Trash Fashion workshop models at the Schack Art Center November 2014

Classroom teachers became Trash Fashion workshop models at the Schack Art Center 11/7/14.  The teachers worked in teams of 5  to come up with trash names, create one trashtastic ensemble, and generate a story that went with the piece, all in 1 1/2 hours.

Here are some Trash Fashion links to check out for future reference: Trashion Fashion Show promotes environmental awareness through art in Harford, Ct, Washington, DC, and New York City.  Trash-Fashions promotes recycling and reusing through art, design, performance, installation and education.  Port Townsend Wearable Art is a yearly wearable art fundraiser and competition happening since 2011 in Port Townsend, WA.  Inspired by the success of the Upcycle Style show, Tinkertopia presented an Upcycled Trash Fashion Show in the Old Post Office in Tacoma, WA.  Haute Trash creates fashion out of trash for entertainment, education, and empowerment.  Nancy Judd of Recycle Runway uses trash fashion to stimulate conversation, action, and education about sustainable living.

Princess Trashie of Saves-A-Lot shows off soda tab jewelry by Ruby Re-Usable

Princess Trashie of Saves-A-Lot shows off soda tab jewelry by Ruby Re-Usable at Upcycle Style

The only Trash Fashion show I participated in this past year was Upcycle Style, the show I co-organized with Ms Darcy Anderson back in September; it was a fabulous show and quite the learning experience for us both.  Not only did I get to work with some talented designers and models while creating some new trashtastic ensembles, but I had some epiphanies as well (are you allowed to have more than one epiphany at a time?).  I realized that there is a lot more that goes into producing a Trash Fashion show than I previously thought (notes to self: need a stage manager along with the usual crew, dedicate more time to working with models on their routines, and renewed respect to Rayona Visqueen of Haute Trash),  AND I rediscovered a passion for making jewelry from recycled materials.

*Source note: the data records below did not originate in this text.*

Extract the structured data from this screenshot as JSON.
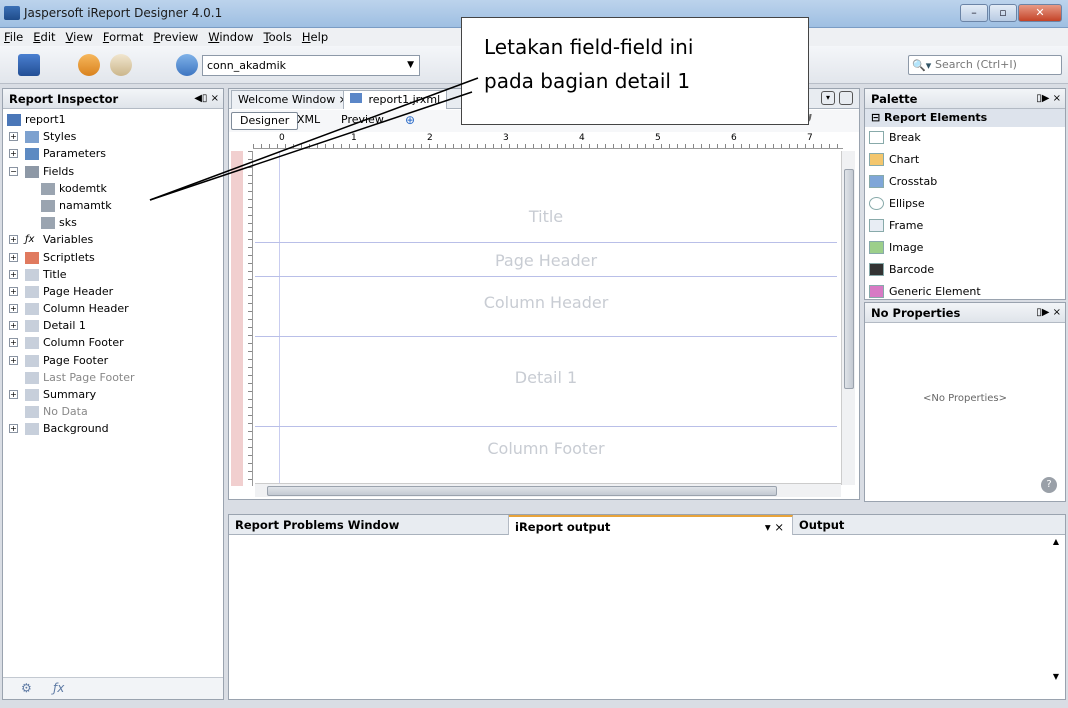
{
  "window": {
    "title": "Jaspersoft iReport Designer 4.0.1",
    "controls": [
      "–",
      "▫",
      "✕"
    ]
  },
  "menu": [
    "File",
    "Edit",
    "View",
    "Format",
    "Preview",
    "Window",
    "Tools",
    "Help"
  ],
  "toolbar": {
    "connection": "conn_akadmik",
    "search_placeholder": "Search (Ctrl+I)"
  },
  "inspector": {
    "title": "Report Inspector",
    "controls": "◀▯ ×",
    "tree": [
      {
        "label": "report1",
        "level": 0,
        "icon": "report-icon"
      },
      {
        "label": "Styles",
        "level": 1,
        "icon": "styles-icon",
        "expand": "+"
      },
      {
        "label": "Parameters",
        "level": 1,
        "icon": "parameters-icon",
        "expand": "+"
      },
      {
        "label": "Fields",
        "level": 1,
        "icon": "fields-icon",
        "expand": "−"
      },
      {
        "label": "kodemtk",
        "level": 2,
        "icon": "field-icon"
      },
      {
        "label": "namamtk",
        "level": 2,
        "icon": "field-icon"
      },
      {
        "label": "sks",
        "level": 2,
        "icon": "field-icon"
      },
      {
        "label": "Variables",
        "level": 1,
        "icon": "variables-icon",
        "expand": "+"
      },
      {
        "label": "Scriptlets",
        "level": 1,
        "icon": "scriptlets-icon",
        "expand": "+"
      },
      {
        "label": "Title",
        "level": 1,
        "icon": "band-icon",
        "expand": "+"
      },
      {
        "label": "Page Header",
        "level": 1,
        "icon": "band-icon",
        "expand": "+"
      },
      {
        "label": "Column Header",
        "level": 1,
        "icon": "band-icon",
        "expand": "+"
      },
      {
        "label": "Detail 1",
        "level": 1,
        "icon": "band-icon",
        "expand": "+"
      },
      {
        "label": "Column Footer",
        "level": 1,
        "icon": "band-icon",
        "expand": "+"
      },
      {
        "label": "Page Footer",
        "level": 1,
        "icon": "band-icon",
        "expand": "+"
      },
      {
        "label": "Last Page Footer",
        "level": 1,
        "icon": "band-icon",
        "muted": true
      },
      {
        "label": "Summary",
        "level": 1,
        "icon": "band-icon",
        "expand": "+"
      },
      {
        "label": "No Data",
        "level": 1,
        "icon": "band-icon",
        "muted": true
      },
      {
        "label": "Background",
        "level": 1,
        "icon": "band-icon",
        "expand": "+"
      }
    ]
  },
  "editor": {
    "tabs": [
      "Welcome Window ×",
      "report1.jrxml"
    ],
    "subtabs": [
      "Designer",
      "XML",
      "Preview"
    ],
    "ruler_numbers": [
      "0",
      "1",
      "2",
      "3",
      "4",
      "5",
      "6",
      "7"
    ],
    "bands": [
      "Title",
      "Page Header",
      "Column Header",
      "Detail 1",
      "Column Footer"
    ]
  },
  "palette": {
    "title": "Palette",
    "controls": "▯▶ ×",
    "category": "Report Elements",
    "items": [
      "Break",
      "Chart",
      "Crosstab",
      "Ellipse",
      "Frame",
      "Image",
      "Barcode",
      "Generic Element"
    ]
  },
  "properties": {
    "title": "No Properties",
    "controls": "▯▶ ×",
    "empty_text": "<No Properties>"
  },
  "output": {
    "tabs": [
      "Report Problems Window",
      "iReport output",
      "Output"
    ],
    "active_tab_controls": "▾ ×"
  },
  "callout": {
    "line1": "Letakan field-field ini",
    "line2": "pada bagian detail 1"
  },
  "colors": {
    "titlebar": "#9ebfe2",
    "output_tab_accent": "#e8a33a",
    "band_text": "#c8ccd3"
  }
}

The jewelry happened because I needed to accessorize Princess Trashie’s plastic six-pack rings dress.  In my design process, I prefer to use a minimal variety of stuff, keeping the materials related to the overall theme of the outfit.  In this case, I needed a pop of color to offset all the icy silver mylar and pale white six-pack rings.  Since I already had a little silver soda tab bag for Trashie to carry (a gift from a friend, we don’t know who made it), and since soda tabs were part of the cans that were previously in the six-pack rings, soda tabs were the perfect material to continue the motif.  It helped that I had a collection of tabs from my sons: electric blue ones from the Blue Sky soda they drink, and silver ones from various sources, including their 5th grade teacher, who gave me his lifetime collection when he retired (why he was collecting them and where he got so many is a different story for a different time).  A trip to the crafts store for jump rings and voila!  A necklace, earrings, and a bracelet were created, and an Etsy shop was reborn.

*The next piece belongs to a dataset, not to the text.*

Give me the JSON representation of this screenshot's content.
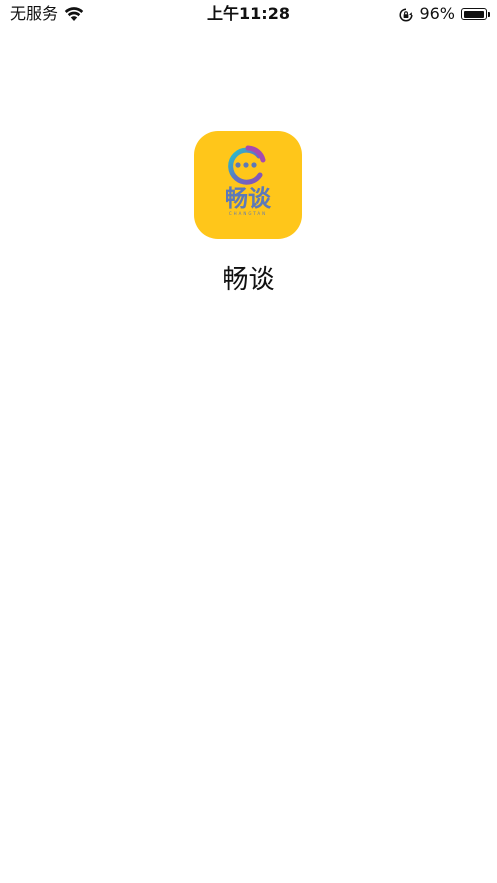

"junk jewelry" by Ruby Re-Usable, made with cat food can pull tabs and pop tops

“junk jewelry” by Ruby Re-Usable, made with cat food can pull tabs and soda pop tops

I liked the jewelry that I made for Trashie so much, I made a set for myself, only I varied the design slightly.  Soon I went searching for more tabs of different colors, discovering along the way that not only do they vary in color, but soda tabs also come in different shapes and sizes.  I had purchased my first piece of soda tab jewelry from Maddie the Mad Rad Recycler, who was a middle schooler at the time. She is now in high school and no longer in the soda tab jewelry biz, so she gave me her collection of mostly energy drink tabs (along with some beer tabs from an uncle who worked in a bar).  Did I mention that I have two cats who eat two cans of cat food a day?  The pull tabs from those cans soon became incorporated into necklaces as well.  My friends have rallied to save me their drink tabs, but I am always on the look out for more.  You can see (and buy) my soda tab jewelry on RubyReUsable.etsy.com